In April 2013, the band opened for Beach House and Yo La Tengo at the Baltimore stop of the latter's Fade tour.[12] In May 2013, the band released a new song called "Non Grata" via a split 7" with fellow Baltimore Band Horse Lords.[13] The 7" was released as a part of the Famous Class LAMC series, which benefits the VH1 Save The Music Foundation.

Escape From Evil[edit]

On January 29, 2015, Lower Dens announced their third album Escape from Evil, which was released on March 31, 2015 via Ribbon Music.[14]

Discography[edit]

Albums[edit]

Singles[edit]

  • "Non Grata" (2013)

References[edit]

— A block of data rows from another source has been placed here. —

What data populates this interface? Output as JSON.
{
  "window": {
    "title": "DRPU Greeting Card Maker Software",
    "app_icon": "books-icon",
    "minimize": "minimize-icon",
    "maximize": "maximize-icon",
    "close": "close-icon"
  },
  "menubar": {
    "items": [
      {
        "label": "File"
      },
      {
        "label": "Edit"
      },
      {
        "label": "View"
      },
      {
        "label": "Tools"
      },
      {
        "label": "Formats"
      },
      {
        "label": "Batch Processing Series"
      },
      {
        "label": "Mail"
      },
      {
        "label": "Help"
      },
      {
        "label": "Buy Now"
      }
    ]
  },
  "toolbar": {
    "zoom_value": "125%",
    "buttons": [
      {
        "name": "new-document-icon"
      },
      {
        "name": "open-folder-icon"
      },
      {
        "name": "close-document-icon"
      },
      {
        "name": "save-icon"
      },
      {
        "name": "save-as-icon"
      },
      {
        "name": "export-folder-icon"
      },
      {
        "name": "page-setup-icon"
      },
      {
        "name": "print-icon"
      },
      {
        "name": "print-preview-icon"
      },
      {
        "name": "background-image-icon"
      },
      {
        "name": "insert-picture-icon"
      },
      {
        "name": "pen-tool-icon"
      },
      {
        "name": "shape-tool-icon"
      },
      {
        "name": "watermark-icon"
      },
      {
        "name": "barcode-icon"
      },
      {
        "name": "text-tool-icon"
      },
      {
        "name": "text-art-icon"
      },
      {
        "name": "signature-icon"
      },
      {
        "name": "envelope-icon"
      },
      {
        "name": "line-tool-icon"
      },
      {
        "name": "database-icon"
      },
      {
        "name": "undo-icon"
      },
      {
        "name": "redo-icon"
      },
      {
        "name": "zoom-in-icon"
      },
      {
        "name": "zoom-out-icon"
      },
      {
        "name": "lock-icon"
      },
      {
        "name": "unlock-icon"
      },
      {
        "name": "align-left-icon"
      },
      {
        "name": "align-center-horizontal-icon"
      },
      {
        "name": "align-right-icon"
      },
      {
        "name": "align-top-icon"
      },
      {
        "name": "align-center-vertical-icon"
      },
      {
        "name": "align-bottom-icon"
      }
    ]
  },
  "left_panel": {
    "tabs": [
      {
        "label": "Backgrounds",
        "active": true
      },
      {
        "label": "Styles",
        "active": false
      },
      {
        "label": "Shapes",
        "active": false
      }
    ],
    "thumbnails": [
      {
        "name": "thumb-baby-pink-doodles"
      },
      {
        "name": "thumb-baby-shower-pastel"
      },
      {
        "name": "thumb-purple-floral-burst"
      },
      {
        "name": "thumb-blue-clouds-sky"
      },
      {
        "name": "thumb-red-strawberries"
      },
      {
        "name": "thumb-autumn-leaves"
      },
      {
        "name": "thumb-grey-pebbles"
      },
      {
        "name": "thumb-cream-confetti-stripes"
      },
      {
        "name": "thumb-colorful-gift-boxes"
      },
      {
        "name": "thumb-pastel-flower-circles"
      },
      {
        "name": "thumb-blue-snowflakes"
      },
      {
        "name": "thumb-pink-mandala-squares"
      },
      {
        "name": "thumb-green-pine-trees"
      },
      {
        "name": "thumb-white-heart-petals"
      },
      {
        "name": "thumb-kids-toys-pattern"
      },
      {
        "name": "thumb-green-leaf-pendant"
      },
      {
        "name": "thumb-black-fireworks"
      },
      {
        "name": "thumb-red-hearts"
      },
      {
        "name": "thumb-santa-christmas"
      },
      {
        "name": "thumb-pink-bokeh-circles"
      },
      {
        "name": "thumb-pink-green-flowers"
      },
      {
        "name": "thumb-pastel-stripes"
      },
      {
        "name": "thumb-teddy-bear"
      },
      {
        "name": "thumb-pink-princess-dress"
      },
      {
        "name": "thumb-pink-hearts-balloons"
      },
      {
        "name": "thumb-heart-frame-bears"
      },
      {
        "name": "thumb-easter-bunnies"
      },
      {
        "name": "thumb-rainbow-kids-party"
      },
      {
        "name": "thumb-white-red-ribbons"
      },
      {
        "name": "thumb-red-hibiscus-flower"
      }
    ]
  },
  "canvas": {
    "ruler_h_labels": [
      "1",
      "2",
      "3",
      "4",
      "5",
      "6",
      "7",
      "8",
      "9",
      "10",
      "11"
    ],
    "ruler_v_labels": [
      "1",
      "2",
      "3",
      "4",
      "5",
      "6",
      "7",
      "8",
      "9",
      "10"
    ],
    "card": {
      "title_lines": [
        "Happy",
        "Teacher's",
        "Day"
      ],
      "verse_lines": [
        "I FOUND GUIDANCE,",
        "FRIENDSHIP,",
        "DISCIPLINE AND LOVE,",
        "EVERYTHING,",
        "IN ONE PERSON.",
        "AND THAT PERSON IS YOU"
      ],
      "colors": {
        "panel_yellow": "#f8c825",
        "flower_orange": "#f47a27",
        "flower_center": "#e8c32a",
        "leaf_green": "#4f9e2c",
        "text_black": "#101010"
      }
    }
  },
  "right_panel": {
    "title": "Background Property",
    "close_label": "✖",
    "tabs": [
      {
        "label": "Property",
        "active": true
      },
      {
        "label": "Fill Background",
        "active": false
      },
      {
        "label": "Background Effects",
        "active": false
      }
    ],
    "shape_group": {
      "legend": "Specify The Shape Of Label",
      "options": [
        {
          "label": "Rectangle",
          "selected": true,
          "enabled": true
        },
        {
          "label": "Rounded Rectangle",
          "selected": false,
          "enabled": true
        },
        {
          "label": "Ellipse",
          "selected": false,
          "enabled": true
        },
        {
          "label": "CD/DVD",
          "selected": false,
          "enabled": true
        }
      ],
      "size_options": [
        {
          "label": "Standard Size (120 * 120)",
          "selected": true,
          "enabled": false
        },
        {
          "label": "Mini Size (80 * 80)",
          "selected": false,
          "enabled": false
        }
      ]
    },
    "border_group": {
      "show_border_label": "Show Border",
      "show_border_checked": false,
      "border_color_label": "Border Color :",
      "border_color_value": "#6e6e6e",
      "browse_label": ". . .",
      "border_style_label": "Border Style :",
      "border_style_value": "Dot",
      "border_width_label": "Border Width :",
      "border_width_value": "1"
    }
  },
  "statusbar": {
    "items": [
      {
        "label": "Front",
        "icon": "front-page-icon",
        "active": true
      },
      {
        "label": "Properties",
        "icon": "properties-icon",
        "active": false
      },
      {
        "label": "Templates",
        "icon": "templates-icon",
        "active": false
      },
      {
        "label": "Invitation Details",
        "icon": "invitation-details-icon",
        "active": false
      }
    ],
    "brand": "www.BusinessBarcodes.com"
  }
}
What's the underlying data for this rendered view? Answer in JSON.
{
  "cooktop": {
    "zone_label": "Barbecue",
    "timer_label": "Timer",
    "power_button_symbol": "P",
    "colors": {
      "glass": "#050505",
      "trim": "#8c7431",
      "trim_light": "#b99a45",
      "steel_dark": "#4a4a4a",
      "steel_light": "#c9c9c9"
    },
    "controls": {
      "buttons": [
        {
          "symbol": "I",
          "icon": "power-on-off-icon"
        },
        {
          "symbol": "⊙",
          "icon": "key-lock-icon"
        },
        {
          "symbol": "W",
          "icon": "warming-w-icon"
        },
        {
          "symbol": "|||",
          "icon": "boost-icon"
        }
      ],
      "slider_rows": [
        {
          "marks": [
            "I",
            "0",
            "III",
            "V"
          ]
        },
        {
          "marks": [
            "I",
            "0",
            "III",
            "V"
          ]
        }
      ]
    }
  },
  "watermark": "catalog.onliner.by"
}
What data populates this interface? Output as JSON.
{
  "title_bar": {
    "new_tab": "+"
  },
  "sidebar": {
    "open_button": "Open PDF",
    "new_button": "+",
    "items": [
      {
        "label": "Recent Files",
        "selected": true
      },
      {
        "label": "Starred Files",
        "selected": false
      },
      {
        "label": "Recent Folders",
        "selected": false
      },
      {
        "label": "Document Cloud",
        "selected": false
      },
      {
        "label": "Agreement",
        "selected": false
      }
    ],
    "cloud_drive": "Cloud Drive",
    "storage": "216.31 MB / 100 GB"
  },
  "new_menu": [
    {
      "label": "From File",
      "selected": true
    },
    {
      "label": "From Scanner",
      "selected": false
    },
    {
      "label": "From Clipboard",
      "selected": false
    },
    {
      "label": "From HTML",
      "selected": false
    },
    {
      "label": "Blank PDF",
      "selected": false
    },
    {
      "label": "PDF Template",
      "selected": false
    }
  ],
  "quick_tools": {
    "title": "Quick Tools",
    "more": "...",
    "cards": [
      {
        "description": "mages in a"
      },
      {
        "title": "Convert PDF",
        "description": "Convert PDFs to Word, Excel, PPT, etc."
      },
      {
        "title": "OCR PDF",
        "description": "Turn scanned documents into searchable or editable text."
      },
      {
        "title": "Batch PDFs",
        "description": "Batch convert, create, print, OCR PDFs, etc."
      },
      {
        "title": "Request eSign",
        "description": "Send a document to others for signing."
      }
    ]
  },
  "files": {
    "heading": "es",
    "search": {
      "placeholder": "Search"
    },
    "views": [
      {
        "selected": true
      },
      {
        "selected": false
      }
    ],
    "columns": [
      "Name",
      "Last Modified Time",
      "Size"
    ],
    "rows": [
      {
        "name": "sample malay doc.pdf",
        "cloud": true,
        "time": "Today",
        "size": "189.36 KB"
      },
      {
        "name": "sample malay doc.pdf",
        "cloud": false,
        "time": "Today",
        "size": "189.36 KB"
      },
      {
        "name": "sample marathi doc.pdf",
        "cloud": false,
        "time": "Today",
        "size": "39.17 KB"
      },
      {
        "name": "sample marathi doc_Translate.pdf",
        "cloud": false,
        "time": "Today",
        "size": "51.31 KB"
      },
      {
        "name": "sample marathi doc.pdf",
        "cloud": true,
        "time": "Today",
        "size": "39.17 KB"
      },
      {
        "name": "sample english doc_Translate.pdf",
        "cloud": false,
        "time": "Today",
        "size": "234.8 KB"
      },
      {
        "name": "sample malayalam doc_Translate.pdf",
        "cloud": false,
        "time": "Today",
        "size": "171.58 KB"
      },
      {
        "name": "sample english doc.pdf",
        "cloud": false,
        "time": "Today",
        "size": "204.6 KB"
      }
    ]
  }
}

  1. ^ Heaney, Gregory. "Lower Dens - biography". Allmusic. Retrieved 16 July 2012. 
  2. ^ a b Colville, Liz (22 July 2010). "Lower Dens: Twin-Hand Movement review". Pitchfork Media. Retrieved 16 July 2012. 
  3. ^ a b c Colly, Joe (1 May 2012). "Lower Dens: Nootropics review". Pitchfork Media. Retrieved 16 July 2012. 
  4. ^ Pitchfork (Jan 29, 2015). "New album". Pitchfork. Retrieved Jan 29, 2015. 
  5. ^ a b c "Interview: Lower Dens". 7digital. Retrieved 10 July 2013. 
  6. ^ Donnelly, Ben. "Dusted Reviews: Lower Dens - Twin-Hand Movement". Dusted Magazine. Retrieved 10 July 2013. 
  7. ^ Rittweger, Peter. "Interview: Lower Dens". Free Williamsburg. Retrieved 10 July 2013. 
  8. ^ Coplan, Chris. "Interview: Jana Hunter (of Lower Dens)". Consequence of Sound. Retrieved 10 July 2013. 
  9. ^ Rachel, T. Cole. "Progress Report: Lower Dens". Stereogum. Retrieved 10 July 2013. 
  10. ^ Hermes, Will. "Nootropics". Rolling Stone. Retrieved 10 July 2013. 
  11. ^ Patel, Puja. "Lower Dens, 'Nootropics'". Spin. Retrieved 10 July 2013. 
  12. ^ Hilleary, Mike (February 21, 2013). "Yo La Tengo Announce North American Tour Supporting Fade". Under the Radar. 
  13. ^ Boast, Carris. "Lower Dens release charity split 7". The Line of Best Fit. Retrieved 10 July 2013. 
  14. ^ Minsker, Evan (29 January 2015). "Lower Dens Announce New Album Escape From Evil, Share "To Die in L.A."". Pitchfork Media. Retrieved 29 January 2015. 

External links[edit]